For me, connecting these long lost Hursts, while learning more of the history of my own neighborhood, has been a labor of love. I’m sure it has for them as well.
The below photos were all provided by the descendants of William and Minnie Hurst.
Special thanks to Lee Hirata who scanned photos from her grandmother’s photo album.
And to Caleb Hurst who contacted MyInwood and wrote: “I am the great grandson of William H. Hurst. My grandfather was Austin Hurst, and my father was William H. Hurst.” He then followed up with this treasure trove of mostly interior shots of his great grandfather’s Inwood home.
Thank you Caleb and Lee.
They were followed by Joe Gonzalez, who wrote: “Allow me to add yet another ancestor to your contacts! William Hurst is my wife’s great great grandfather via his son William, Jr. and his wife Ruth Adele Johnson. We also have some pictures to share.
Attached is a picture of Minnie Murphy Hurst, along with a picture of Minnie and William’s son, William H. Hurst, Jr. in his WWI uniform.”
And, Joe Gonzalez writes in again asking for help identifying family members in the below photo: “So far, I know Austin is far left, Clare Hurst Forney is 4th from left, and her husband Adger Forney is third from left. Otherwise not 100% certain of others. Based on that familiar low stone wall, I’m guessing this was taken at the Inwood house.”
On June 22, 2013, after years of email correspondence, I met the descendants of William and Minnie Hurst for the very first time. Many had never seen the house before,nor had they met one another.

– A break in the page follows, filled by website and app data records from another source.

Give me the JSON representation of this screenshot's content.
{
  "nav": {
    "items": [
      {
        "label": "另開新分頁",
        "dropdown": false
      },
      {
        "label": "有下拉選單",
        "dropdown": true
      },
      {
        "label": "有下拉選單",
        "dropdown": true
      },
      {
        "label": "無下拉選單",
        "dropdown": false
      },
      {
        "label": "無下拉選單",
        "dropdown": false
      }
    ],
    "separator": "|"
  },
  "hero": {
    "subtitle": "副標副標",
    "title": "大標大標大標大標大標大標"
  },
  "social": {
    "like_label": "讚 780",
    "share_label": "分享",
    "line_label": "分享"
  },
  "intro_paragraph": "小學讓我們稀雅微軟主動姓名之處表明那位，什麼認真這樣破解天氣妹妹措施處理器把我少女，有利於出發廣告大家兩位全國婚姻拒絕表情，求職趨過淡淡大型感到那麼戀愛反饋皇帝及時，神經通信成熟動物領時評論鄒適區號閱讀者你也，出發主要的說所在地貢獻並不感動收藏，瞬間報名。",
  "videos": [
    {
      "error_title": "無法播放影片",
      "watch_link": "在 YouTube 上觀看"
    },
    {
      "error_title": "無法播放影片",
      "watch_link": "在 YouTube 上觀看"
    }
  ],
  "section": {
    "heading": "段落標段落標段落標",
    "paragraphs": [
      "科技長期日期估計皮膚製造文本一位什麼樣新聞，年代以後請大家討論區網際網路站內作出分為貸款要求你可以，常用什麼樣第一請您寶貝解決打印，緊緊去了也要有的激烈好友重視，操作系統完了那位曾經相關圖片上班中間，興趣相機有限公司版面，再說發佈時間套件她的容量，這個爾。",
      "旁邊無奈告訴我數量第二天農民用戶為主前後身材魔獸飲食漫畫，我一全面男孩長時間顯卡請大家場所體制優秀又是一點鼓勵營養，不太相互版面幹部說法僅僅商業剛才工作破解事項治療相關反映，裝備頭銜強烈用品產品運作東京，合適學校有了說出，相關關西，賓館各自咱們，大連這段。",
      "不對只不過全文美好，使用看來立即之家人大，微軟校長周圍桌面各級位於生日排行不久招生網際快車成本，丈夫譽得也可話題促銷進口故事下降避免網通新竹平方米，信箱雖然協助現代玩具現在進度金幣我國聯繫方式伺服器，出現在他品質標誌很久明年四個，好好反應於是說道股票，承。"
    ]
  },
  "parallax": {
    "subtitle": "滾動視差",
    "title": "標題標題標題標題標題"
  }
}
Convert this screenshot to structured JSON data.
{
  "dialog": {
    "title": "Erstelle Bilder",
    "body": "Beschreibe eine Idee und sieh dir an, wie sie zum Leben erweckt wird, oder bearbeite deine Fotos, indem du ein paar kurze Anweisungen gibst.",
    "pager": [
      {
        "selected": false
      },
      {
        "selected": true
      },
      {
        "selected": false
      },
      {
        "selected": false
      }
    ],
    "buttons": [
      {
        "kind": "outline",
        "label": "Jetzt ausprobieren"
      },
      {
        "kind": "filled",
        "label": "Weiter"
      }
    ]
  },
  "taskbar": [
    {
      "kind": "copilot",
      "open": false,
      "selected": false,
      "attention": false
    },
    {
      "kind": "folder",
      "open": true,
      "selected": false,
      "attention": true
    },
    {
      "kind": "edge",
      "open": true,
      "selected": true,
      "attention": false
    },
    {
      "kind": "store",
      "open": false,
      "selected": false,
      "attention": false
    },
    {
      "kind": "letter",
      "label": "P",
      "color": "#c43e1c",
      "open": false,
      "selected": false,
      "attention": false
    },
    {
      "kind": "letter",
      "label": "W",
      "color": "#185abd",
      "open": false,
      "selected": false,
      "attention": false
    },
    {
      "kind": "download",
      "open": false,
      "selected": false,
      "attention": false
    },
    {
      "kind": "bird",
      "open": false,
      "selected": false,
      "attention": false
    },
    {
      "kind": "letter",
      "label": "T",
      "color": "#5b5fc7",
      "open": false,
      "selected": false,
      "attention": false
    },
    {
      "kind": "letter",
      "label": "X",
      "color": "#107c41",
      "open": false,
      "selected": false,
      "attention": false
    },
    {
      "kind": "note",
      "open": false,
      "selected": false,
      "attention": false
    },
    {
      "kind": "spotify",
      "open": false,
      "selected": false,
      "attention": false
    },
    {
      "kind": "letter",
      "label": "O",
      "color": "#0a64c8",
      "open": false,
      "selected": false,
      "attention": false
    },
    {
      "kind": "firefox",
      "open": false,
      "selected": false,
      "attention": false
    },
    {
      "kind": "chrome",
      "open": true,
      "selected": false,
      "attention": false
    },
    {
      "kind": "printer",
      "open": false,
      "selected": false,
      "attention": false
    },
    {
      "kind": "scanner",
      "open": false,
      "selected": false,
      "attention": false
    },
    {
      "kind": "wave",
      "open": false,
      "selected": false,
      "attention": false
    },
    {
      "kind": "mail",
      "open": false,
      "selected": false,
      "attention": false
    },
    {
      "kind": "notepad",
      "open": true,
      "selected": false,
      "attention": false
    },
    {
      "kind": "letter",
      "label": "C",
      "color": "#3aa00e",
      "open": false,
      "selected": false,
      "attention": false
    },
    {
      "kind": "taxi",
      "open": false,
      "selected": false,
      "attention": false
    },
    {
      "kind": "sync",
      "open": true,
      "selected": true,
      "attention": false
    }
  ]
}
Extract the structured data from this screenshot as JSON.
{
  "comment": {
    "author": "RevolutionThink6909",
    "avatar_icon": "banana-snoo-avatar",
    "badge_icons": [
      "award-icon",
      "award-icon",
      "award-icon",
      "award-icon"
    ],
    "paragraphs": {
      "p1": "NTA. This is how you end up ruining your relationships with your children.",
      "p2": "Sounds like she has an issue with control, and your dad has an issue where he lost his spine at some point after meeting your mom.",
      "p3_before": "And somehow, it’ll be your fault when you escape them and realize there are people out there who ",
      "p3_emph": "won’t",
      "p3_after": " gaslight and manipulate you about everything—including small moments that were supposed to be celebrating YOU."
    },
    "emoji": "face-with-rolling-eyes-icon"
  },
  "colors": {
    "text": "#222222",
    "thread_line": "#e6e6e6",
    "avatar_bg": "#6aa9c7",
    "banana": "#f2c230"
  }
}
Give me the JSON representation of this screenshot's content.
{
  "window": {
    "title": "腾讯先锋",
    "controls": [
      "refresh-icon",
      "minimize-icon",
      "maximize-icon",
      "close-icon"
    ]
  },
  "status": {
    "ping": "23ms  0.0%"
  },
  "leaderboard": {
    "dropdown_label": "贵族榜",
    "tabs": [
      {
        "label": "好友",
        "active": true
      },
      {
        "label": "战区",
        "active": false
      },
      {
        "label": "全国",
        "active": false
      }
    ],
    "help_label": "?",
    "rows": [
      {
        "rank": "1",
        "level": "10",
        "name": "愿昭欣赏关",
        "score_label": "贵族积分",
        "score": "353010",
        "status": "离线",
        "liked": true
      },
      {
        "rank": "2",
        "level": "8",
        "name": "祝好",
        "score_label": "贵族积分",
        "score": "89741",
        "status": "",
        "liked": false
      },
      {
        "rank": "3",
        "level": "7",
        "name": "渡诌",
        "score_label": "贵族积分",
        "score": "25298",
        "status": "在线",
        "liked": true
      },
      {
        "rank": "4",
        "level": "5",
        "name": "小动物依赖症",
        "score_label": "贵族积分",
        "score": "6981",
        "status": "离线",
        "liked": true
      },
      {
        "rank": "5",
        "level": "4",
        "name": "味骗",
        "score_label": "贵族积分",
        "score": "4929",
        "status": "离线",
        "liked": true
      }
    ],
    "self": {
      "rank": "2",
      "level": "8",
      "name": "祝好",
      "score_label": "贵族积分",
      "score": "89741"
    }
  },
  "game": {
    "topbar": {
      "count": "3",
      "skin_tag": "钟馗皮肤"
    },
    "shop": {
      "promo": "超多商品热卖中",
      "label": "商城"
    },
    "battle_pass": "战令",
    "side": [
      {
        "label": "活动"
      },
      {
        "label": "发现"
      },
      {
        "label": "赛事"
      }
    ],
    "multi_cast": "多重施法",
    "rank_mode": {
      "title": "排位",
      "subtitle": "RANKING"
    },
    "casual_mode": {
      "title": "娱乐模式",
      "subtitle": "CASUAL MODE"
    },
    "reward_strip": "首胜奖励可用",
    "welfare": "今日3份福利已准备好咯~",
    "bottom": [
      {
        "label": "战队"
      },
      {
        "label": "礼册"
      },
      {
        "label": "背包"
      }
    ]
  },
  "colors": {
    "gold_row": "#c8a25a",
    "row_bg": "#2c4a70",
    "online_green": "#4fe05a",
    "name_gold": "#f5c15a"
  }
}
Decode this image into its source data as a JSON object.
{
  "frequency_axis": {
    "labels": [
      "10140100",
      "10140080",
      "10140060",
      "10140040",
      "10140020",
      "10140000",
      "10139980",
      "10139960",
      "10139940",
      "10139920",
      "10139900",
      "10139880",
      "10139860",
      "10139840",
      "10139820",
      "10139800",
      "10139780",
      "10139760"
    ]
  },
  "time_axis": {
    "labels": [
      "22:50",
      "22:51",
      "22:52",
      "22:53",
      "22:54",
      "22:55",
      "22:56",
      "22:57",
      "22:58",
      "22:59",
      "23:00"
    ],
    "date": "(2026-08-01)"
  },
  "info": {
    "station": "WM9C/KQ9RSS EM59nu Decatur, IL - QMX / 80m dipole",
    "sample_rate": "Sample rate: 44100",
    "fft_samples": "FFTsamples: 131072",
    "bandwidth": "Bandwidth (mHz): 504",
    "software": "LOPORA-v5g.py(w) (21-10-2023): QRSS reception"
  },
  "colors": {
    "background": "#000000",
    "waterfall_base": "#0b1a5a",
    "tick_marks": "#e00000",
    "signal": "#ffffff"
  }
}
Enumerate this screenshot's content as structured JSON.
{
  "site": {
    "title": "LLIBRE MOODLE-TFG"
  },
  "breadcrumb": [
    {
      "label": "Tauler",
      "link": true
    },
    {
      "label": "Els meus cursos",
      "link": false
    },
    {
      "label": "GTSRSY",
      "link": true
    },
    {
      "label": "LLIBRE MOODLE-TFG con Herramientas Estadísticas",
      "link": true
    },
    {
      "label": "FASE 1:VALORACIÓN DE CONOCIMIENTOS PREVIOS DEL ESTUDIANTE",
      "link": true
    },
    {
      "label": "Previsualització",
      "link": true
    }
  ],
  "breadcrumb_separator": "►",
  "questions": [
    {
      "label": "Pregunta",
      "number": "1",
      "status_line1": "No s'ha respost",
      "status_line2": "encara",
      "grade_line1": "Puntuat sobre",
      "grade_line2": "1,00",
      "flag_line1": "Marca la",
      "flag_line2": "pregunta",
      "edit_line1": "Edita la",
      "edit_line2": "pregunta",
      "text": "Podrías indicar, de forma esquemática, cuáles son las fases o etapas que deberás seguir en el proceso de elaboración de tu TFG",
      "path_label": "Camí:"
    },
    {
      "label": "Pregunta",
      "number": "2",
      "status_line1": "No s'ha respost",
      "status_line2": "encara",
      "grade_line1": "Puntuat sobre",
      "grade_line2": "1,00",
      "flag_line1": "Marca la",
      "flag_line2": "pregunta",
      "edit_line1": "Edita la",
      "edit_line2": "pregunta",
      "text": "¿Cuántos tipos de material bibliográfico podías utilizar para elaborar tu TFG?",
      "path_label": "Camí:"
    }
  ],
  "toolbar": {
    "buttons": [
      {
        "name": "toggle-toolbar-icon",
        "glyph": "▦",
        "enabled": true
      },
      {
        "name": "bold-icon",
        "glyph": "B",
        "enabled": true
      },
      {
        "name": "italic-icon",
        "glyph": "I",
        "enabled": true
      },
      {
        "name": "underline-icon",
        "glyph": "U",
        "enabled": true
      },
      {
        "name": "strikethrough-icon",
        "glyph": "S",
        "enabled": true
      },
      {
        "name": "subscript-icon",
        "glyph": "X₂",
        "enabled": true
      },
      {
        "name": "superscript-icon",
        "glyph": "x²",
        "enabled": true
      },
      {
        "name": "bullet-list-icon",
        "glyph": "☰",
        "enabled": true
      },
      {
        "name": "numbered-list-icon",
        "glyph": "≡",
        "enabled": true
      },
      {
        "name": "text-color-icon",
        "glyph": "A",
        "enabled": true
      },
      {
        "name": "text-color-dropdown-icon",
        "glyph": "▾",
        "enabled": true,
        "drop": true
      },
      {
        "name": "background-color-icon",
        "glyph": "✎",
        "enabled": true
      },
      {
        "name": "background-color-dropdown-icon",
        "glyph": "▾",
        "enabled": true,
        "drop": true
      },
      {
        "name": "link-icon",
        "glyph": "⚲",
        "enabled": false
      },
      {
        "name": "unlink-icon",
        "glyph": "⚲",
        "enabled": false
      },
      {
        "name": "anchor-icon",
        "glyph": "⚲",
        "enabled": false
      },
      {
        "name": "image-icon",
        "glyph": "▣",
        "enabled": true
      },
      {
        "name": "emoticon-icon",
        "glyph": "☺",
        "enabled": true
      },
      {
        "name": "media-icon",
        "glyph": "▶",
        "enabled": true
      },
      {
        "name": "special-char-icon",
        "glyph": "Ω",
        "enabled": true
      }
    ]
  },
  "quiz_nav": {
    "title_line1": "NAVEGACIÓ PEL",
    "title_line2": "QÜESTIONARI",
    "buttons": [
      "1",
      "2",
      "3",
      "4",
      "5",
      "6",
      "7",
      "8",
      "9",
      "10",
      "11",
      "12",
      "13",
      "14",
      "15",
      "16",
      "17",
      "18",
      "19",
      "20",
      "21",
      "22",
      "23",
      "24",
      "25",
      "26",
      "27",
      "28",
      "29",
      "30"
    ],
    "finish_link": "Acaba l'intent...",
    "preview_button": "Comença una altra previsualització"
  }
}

Several generations of surviving Hurst’s posed in front of the old house, “530” they called it, and shared some family mementos they brought for the event. The day was full of emotion and I thank them for including me.